• [Your assignment]
Looking through the records that follow, determine how many lines contain "displayed" and reply with that number alone.

Saved entries:
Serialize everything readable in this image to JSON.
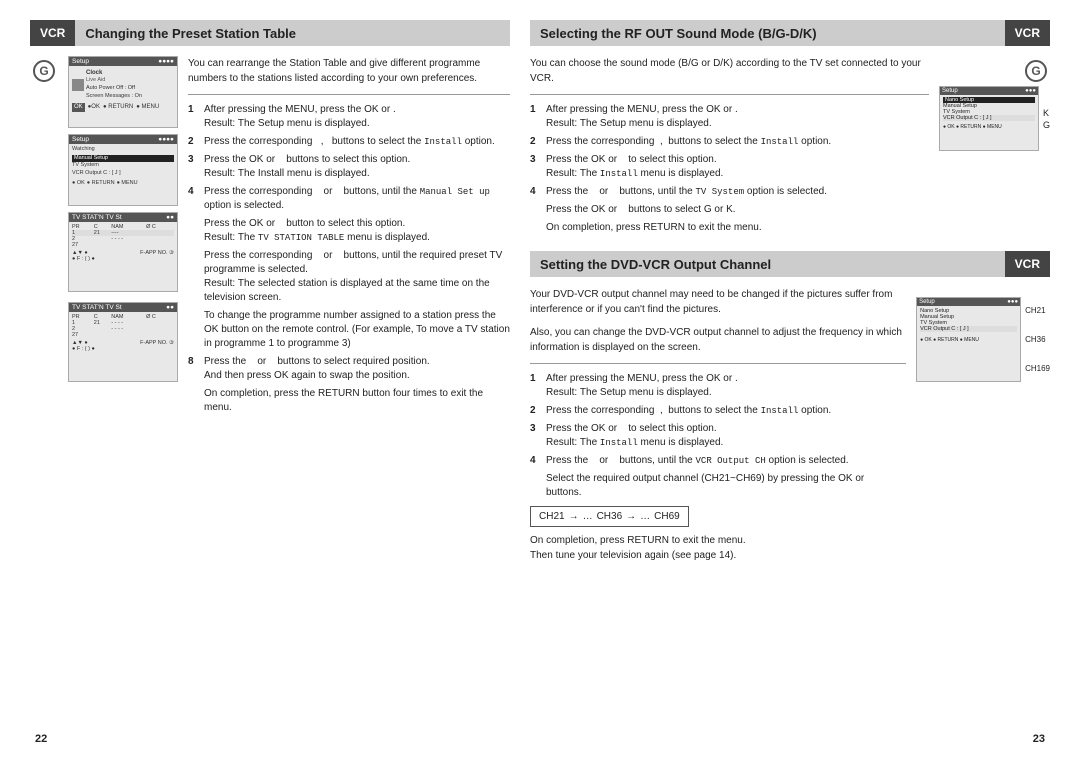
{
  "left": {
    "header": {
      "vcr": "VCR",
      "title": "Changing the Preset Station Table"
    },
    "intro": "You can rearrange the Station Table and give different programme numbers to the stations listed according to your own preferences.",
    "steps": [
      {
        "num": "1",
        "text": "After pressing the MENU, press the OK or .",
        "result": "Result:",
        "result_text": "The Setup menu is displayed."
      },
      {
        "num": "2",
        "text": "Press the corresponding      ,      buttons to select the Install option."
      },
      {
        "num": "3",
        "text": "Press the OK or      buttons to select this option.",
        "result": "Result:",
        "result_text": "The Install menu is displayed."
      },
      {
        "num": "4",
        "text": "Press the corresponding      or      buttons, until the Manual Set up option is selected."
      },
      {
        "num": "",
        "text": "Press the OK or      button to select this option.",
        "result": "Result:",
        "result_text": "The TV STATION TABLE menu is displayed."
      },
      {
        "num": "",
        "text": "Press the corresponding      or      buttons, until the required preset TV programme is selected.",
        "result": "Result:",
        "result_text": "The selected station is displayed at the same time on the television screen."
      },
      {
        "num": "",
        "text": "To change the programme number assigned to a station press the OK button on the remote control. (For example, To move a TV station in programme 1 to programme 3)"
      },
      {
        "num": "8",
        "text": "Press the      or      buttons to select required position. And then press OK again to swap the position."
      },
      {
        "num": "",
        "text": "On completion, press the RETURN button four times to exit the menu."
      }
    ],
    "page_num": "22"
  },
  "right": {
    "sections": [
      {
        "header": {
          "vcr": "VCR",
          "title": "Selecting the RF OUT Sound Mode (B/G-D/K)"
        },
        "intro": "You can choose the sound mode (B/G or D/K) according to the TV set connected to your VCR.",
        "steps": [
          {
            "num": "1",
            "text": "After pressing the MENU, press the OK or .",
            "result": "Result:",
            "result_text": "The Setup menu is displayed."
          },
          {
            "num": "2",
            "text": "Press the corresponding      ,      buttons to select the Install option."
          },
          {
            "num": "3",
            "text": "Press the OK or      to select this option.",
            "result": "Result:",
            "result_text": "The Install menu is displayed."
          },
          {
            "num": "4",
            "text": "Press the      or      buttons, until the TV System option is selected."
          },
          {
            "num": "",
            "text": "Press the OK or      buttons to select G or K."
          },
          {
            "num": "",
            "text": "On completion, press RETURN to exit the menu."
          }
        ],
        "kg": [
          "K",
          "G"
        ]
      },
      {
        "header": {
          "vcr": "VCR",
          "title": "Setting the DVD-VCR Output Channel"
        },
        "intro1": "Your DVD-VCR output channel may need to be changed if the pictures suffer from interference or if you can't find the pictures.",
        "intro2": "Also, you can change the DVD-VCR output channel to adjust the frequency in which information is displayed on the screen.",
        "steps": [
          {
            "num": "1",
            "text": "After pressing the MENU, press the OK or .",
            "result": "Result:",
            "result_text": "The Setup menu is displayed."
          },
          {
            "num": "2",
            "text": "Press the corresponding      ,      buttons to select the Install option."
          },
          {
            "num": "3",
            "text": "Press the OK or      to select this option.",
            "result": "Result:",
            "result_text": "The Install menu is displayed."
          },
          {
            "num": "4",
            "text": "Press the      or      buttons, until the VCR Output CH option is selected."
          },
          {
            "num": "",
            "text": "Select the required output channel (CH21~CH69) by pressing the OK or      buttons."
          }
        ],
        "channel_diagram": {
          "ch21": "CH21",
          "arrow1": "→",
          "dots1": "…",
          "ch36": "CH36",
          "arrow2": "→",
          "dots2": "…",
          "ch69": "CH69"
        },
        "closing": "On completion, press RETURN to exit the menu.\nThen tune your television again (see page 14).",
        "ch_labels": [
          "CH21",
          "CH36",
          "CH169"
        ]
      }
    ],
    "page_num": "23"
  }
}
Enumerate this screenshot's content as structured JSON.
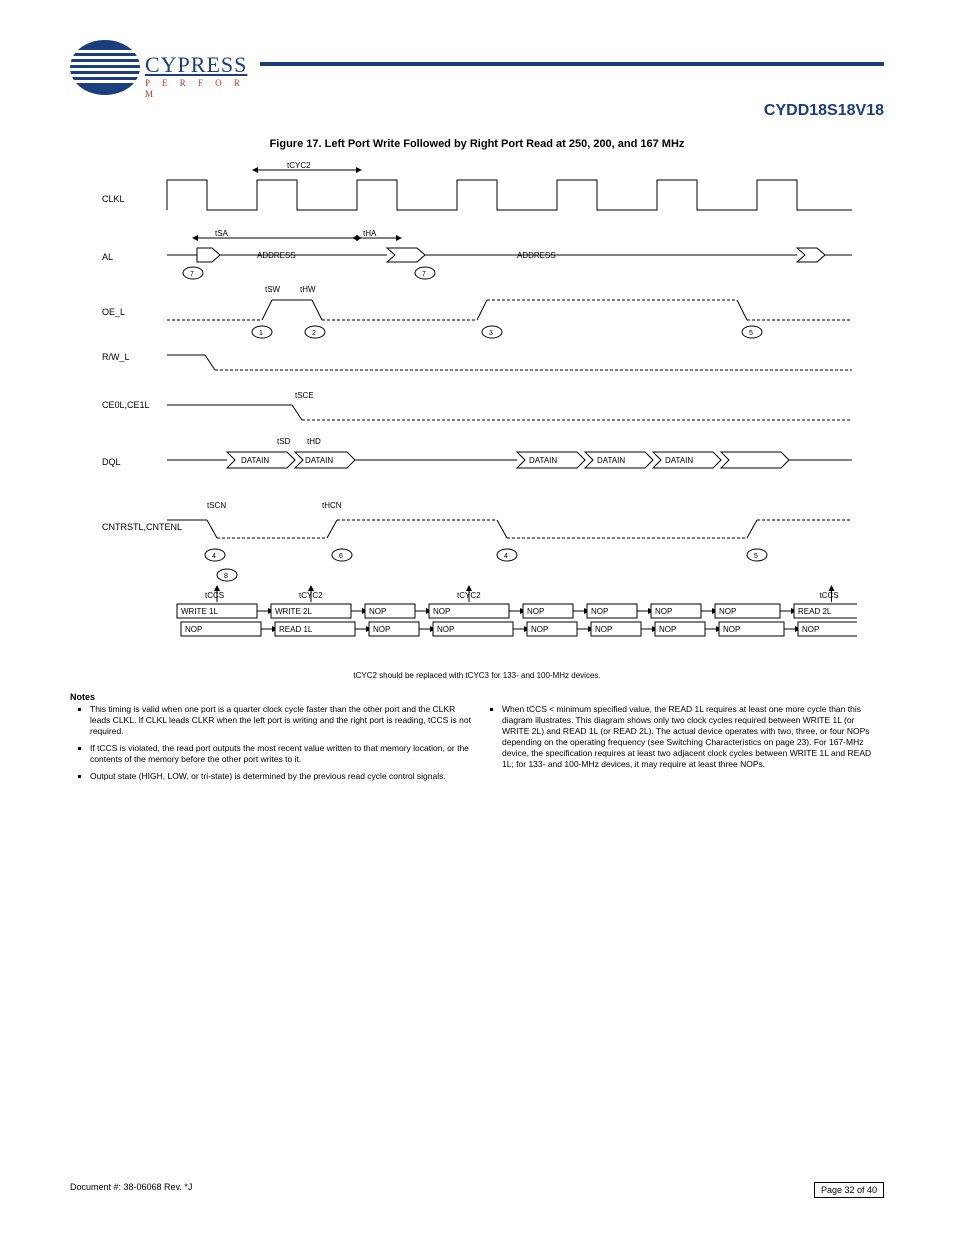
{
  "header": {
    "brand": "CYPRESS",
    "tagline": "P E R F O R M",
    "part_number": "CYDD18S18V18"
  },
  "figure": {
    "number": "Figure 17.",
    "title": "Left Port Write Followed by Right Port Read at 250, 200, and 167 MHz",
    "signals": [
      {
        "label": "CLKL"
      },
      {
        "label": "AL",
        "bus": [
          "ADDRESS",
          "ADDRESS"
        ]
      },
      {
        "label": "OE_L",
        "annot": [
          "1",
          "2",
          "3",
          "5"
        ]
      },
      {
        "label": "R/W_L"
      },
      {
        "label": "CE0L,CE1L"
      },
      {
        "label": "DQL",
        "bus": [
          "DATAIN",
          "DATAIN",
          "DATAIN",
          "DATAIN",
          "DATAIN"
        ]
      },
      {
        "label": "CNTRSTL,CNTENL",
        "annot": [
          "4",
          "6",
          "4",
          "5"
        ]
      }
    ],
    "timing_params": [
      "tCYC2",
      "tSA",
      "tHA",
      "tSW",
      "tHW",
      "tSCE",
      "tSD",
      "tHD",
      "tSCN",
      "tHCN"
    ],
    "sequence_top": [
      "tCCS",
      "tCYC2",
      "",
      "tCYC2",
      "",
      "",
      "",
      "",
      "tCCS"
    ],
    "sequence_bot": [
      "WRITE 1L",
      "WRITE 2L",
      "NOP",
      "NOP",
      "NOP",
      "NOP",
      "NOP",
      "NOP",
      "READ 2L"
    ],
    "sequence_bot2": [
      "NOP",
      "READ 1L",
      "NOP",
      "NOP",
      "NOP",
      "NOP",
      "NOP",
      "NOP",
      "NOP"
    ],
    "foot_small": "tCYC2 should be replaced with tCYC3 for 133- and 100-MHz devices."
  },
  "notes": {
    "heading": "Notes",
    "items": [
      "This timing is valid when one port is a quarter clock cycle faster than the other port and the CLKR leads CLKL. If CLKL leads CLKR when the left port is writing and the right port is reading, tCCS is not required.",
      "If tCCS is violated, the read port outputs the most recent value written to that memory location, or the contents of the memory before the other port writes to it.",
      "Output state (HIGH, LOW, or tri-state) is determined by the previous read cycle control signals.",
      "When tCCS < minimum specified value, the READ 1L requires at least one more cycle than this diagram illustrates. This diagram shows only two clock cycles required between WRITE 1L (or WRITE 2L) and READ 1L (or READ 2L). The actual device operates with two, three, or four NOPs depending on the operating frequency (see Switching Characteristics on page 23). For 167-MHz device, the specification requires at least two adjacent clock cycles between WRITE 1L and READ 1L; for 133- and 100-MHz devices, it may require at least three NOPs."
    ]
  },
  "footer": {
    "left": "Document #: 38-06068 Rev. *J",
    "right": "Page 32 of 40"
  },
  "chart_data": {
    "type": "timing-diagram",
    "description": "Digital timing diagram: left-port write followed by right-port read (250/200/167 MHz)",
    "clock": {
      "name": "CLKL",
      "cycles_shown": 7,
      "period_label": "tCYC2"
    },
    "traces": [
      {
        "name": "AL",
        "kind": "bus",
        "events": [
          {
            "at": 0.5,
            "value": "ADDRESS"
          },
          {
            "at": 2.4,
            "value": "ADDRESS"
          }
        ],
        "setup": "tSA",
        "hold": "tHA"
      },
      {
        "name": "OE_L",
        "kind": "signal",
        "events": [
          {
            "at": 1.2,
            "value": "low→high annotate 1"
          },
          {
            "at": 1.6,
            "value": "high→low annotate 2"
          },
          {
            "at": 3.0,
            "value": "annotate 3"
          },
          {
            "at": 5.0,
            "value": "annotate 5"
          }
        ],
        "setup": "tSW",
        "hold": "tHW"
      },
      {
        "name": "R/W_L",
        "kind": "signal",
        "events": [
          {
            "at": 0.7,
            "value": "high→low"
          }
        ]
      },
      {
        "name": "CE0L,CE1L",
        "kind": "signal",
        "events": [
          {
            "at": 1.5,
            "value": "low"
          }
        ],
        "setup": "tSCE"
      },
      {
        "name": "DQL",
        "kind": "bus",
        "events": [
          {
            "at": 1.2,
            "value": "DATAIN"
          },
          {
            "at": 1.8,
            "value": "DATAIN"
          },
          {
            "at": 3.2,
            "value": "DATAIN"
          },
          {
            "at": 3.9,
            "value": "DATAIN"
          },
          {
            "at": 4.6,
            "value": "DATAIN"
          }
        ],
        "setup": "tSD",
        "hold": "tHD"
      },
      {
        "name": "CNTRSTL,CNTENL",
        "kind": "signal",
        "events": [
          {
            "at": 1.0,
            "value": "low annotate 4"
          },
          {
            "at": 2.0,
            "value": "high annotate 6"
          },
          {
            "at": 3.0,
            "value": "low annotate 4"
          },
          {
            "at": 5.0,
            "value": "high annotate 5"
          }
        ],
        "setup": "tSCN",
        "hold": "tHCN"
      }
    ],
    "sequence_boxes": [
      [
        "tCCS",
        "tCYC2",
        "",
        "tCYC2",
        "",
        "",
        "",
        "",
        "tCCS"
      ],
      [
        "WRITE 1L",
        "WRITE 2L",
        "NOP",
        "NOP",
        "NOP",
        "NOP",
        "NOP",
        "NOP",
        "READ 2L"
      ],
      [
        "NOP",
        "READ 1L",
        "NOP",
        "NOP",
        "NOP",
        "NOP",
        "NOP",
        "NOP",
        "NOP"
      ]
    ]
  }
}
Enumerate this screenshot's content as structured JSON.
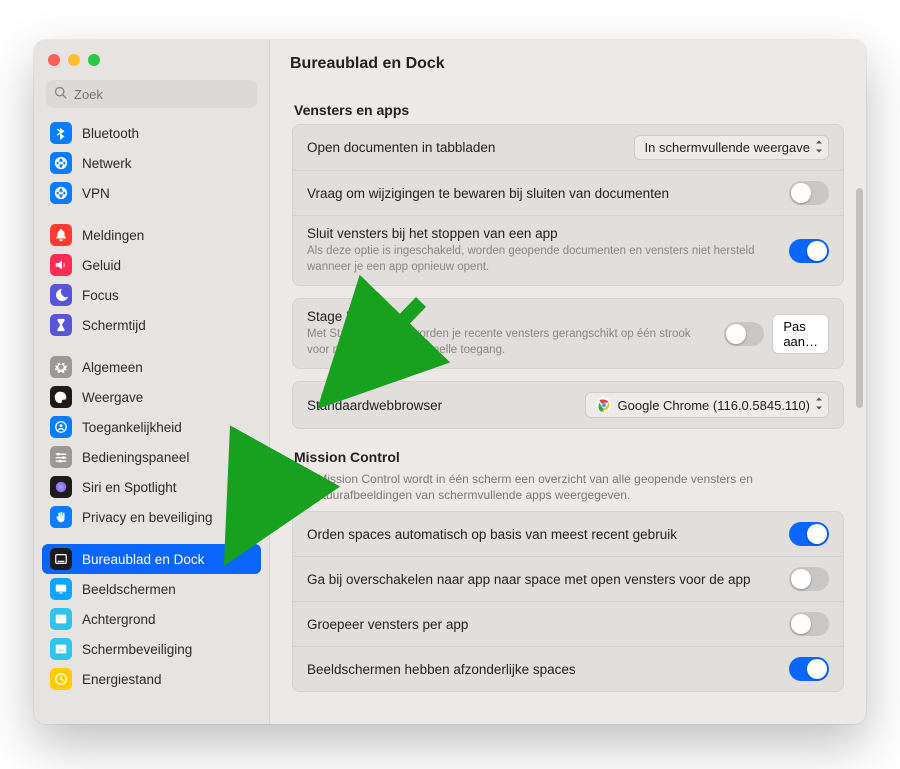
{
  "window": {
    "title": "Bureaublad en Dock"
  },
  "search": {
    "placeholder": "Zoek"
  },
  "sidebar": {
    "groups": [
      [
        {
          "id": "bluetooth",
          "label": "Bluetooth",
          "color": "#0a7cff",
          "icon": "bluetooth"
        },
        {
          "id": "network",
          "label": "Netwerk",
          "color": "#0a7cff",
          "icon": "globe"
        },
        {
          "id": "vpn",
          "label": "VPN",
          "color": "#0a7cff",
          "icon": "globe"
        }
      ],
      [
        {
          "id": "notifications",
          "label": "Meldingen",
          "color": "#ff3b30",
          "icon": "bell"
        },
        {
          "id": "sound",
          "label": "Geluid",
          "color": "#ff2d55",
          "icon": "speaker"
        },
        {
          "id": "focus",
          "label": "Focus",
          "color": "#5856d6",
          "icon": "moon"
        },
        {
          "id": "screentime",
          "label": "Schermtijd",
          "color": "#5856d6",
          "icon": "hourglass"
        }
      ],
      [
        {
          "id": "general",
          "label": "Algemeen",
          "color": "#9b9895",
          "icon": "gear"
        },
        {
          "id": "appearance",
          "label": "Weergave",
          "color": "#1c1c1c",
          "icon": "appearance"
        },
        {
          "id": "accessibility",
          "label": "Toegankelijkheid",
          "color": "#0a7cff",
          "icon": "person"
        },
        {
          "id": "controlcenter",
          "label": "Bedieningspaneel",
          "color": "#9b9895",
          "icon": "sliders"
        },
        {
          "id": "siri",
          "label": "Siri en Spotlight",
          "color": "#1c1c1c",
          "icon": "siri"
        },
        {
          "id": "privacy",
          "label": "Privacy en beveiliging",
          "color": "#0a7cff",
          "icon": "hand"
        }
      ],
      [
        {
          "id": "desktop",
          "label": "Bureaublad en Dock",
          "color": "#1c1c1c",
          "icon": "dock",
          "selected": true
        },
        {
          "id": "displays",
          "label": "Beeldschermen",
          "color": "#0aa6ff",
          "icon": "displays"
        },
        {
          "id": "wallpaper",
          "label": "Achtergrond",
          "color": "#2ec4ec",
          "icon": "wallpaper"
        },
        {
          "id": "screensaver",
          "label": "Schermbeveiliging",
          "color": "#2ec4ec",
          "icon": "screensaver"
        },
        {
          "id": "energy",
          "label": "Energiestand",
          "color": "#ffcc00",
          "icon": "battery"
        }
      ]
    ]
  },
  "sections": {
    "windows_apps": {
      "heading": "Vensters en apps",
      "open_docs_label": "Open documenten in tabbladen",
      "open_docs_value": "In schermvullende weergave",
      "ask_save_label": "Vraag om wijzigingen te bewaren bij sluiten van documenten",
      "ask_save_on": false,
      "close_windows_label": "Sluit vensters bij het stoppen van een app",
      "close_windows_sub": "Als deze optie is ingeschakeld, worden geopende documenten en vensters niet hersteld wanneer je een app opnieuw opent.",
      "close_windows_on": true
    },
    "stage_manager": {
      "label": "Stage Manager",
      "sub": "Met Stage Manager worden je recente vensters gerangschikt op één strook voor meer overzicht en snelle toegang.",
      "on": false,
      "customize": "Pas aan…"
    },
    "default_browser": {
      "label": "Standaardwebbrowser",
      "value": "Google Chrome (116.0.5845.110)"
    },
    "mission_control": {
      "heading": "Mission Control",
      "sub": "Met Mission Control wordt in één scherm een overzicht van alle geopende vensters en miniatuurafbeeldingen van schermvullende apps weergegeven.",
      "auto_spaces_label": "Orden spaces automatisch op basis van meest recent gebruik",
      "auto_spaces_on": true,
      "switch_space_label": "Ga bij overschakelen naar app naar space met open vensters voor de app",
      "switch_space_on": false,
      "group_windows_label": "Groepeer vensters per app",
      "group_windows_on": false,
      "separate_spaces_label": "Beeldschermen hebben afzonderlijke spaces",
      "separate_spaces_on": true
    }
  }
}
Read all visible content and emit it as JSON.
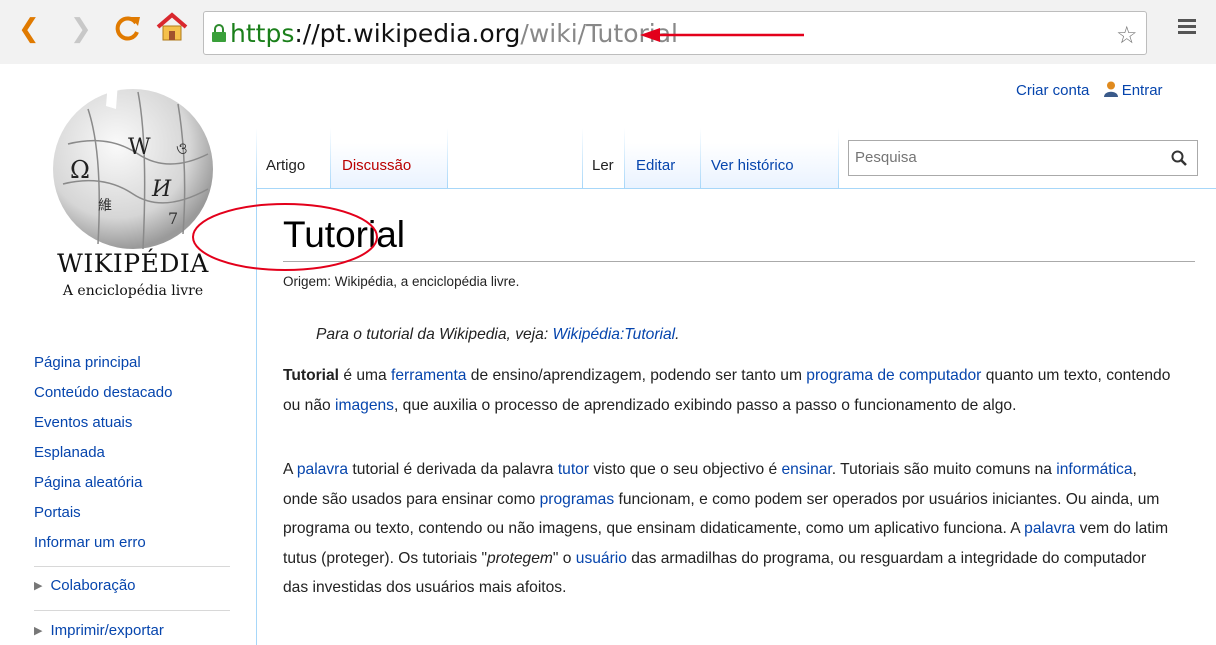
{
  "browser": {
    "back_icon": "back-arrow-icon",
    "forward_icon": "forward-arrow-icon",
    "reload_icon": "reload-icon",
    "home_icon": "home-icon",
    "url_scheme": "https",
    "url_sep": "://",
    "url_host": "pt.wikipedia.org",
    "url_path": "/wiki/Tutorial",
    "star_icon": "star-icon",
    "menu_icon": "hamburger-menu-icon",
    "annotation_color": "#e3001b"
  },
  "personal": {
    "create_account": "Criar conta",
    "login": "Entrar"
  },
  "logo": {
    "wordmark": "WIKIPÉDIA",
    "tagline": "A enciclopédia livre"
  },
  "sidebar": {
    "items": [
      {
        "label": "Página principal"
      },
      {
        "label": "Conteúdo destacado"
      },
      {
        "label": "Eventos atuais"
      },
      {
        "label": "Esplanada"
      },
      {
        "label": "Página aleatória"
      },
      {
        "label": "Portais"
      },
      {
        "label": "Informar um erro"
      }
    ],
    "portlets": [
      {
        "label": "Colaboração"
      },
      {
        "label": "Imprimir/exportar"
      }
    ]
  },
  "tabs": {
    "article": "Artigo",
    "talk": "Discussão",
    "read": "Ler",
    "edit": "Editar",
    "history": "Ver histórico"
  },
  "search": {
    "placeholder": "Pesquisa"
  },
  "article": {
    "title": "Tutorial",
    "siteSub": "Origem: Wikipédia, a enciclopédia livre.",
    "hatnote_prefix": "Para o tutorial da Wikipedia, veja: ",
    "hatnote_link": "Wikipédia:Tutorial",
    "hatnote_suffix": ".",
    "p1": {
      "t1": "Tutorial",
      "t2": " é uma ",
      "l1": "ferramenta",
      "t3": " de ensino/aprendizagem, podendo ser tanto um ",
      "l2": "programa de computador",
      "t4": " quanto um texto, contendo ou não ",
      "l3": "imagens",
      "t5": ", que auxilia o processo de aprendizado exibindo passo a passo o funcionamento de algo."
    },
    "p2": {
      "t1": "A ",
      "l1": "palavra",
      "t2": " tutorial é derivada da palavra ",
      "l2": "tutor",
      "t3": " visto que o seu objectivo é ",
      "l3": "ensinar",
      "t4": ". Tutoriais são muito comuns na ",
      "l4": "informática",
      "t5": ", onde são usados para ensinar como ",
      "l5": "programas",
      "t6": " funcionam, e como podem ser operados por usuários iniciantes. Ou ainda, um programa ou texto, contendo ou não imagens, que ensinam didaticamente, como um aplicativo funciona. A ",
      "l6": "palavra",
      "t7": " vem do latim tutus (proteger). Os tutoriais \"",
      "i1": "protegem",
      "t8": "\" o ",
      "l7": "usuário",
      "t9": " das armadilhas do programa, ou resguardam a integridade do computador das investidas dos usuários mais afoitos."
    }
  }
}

• [Task solution]
9